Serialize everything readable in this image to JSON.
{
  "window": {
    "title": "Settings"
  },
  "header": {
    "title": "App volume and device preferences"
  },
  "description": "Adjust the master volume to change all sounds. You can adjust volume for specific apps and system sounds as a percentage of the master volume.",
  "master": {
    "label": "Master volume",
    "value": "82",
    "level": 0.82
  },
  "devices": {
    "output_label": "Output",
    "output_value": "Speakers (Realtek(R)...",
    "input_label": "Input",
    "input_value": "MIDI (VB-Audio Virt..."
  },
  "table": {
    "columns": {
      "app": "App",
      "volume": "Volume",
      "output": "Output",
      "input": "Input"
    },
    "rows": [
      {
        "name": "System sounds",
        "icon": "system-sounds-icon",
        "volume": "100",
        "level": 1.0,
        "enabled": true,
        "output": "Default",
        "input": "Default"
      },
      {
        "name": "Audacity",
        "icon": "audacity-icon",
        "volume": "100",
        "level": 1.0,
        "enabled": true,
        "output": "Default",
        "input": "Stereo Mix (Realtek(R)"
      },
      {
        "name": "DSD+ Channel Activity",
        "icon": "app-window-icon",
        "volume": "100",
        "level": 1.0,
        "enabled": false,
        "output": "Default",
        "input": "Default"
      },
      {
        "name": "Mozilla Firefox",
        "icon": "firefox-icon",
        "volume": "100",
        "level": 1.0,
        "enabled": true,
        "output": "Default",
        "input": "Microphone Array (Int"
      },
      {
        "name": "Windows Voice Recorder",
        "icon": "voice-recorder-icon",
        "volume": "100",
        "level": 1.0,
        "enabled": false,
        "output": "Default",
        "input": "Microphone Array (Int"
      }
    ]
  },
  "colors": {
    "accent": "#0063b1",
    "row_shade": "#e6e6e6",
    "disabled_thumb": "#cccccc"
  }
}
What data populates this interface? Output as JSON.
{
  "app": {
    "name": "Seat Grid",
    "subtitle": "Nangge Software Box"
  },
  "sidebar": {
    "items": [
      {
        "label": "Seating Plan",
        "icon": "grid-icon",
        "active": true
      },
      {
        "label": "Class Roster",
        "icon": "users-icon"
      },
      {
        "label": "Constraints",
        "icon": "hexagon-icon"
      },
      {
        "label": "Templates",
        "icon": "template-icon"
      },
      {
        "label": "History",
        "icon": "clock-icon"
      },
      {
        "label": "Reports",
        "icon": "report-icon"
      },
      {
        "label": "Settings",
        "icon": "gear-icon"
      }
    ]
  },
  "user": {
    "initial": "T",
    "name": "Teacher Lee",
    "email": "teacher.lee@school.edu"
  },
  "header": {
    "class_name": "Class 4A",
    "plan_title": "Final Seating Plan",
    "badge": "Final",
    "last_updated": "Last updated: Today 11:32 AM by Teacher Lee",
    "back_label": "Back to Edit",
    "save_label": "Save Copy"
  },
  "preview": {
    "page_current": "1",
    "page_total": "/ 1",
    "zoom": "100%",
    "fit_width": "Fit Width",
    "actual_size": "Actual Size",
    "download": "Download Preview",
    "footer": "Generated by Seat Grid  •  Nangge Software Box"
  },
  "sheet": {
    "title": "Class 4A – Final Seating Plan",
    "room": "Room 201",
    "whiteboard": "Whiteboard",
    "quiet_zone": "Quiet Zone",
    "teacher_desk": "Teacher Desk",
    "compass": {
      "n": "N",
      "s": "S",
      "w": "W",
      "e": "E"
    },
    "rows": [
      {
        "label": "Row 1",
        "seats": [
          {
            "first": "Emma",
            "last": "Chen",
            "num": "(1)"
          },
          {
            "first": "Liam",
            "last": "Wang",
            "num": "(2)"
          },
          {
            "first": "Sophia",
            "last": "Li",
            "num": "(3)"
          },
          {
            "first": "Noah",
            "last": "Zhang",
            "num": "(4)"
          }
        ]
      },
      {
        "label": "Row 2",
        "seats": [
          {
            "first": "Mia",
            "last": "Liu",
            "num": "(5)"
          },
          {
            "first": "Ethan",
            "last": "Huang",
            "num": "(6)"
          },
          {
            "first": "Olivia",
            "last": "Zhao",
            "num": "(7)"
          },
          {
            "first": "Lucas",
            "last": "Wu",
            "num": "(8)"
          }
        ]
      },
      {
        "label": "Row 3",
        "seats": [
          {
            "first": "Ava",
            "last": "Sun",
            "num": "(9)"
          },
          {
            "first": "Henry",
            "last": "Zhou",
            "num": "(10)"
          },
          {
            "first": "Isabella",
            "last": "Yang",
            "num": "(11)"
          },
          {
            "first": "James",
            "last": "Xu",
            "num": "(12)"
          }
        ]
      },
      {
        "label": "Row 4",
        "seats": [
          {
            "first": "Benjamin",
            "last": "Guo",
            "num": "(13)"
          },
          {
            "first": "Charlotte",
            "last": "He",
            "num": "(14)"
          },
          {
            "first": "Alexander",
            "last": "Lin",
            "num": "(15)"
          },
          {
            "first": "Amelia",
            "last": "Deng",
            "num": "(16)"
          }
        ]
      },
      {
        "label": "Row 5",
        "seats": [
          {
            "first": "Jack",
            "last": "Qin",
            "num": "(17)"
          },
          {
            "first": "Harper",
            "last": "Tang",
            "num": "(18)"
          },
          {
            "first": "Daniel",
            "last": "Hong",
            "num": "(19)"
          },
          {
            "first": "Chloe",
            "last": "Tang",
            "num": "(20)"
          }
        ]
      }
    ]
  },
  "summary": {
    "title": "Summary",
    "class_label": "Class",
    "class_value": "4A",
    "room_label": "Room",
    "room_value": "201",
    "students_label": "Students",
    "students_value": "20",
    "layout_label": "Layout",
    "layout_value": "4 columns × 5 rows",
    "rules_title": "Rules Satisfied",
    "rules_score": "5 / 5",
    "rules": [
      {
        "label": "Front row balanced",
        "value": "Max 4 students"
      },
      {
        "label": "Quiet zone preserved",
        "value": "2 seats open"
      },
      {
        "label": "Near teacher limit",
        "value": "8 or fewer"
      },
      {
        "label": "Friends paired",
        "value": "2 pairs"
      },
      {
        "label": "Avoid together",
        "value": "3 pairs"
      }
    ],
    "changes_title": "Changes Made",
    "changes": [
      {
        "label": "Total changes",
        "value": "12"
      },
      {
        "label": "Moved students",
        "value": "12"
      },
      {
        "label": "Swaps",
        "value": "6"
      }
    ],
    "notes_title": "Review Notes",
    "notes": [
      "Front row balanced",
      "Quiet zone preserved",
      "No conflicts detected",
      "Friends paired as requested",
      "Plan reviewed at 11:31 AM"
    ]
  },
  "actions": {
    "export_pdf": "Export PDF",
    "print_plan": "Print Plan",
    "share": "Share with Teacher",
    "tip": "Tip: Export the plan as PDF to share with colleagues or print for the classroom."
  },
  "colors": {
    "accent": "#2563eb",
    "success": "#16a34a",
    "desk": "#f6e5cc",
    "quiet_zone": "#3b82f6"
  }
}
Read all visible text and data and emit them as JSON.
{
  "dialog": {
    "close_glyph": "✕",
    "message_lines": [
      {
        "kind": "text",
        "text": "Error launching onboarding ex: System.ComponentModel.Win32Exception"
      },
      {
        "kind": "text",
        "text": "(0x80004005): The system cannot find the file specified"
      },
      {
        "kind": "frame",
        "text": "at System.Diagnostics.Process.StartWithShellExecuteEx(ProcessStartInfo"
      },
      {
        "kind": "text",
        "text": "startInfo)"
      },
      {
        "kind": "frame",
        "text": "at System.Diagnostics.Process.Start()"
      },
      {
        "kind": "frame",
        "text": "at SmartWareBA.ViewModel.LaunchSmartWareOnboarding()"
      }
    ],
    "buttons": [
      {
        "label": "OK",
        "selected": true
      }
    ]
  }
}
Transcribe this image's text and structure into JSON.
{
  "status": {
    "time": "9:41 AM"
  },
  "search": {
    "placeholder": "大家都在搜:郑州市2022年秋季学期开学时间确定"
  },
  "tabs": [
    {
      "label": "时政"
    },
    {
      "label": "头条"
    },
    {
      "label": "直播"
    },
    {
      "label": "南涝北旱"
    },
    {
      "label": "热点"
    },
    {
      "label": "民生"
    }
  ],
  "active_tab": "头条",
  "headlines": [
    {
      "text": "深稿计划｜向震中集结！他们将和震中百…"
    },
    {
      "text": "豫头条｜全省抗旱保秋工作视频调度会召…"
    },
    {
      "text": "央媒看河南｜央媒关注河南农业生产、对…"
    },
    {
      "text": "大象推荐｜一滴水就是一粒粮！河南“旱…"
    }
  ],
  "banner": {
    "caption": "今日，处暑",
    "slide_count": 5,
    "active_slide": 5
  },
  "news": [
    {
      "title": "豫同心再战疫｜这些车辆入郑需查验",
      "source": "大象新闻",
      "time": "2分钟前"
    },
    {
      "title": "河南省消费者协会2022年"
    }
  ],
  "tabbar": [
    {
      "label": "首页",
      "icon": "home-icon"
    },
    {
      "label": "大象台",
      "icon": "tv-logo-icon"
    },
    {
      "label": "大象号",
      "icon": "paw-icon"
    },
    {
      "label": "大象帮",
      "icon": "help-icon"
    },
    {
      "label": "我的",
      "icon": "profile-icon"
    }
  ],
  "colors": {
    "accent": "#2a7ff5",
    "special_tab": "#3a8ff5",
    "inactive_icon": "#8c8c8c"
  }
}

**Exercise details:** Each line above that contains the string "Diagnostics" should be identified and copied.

**Response to the task:**
        "text": "at System.Diagnostics.Process.StartWithShellExecuteEx(ProcessStartInfo"
        "text": "at System.Diagnostics.Process.Start()"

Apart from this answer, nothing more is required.